▶ Available data:
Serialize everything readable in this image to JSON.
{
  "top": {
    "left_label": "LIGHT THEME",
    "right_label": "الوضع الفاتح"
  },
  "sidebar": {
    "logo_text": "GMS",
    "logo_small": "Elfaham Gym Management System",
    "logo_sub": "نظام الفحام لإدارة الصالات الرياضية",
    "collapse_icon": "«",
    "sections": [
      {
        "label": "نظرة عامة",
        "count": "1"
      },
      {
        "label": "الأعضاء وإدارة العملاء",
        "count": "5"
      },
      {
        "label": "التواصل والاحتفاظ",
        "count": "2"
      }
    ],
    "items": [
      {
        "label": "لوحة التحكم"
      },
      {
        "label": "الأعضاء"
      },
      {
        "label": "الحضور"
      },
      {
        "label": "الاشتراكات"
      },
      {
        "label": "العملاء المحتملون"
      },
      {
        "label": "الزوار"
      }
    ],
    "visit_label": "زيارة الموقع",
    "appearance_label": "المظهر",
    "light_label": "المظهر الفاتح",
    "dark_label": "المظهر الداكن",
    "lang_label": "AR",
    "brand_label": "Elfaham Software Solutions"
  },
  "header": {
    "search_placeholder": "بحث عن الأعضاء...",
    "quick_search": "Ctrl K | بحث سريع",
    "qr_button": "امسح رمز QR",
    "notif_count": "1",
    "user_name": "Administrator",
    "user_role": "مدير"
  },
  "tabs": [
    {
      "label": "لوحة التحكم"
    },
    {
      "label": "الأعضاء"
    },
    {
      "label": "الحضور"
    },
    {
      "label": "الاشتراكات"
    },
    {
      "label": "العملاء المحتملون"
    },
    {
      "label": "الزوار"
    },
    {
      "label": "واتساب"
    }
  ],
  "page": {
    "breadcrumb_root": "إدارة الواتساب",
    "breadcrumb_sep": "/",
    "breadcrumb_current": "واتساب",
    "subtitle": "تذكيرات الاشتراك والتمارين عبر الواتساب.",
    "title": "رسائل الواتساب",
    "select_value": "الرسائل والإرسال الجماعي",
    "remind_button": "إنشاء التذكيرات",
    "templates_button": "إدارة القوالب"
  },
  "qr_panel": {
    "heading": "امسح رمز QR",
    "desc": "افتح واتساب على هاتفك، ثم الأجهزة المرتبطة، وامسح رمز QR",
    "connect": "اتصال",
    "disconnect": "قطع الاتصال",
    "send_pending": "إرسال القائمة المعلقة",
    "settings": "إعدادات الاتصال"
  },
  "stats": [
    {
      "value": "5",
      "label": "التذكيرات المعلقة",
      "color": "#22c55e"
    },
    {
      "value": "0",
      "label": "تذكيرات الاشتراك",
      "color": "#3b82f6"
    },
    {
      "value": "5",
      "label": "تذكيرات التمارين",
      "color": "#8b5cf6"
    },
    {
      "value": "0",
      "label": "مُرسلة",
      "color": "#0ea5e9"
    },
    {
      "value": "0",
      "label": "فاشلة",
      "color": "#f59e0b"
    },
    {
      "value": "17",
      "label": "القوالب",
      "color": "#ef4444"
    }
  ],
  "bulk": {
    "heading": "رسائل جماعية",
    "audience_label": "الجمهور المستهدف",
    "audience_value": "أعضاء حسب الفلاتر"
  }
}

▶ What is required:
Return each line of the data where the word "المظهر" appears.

▶ The completed task:
    "appearance_label": "المظهر",
    "light_label": "المظهر الفاتح",
    "dark_label": "المظهر الداكن",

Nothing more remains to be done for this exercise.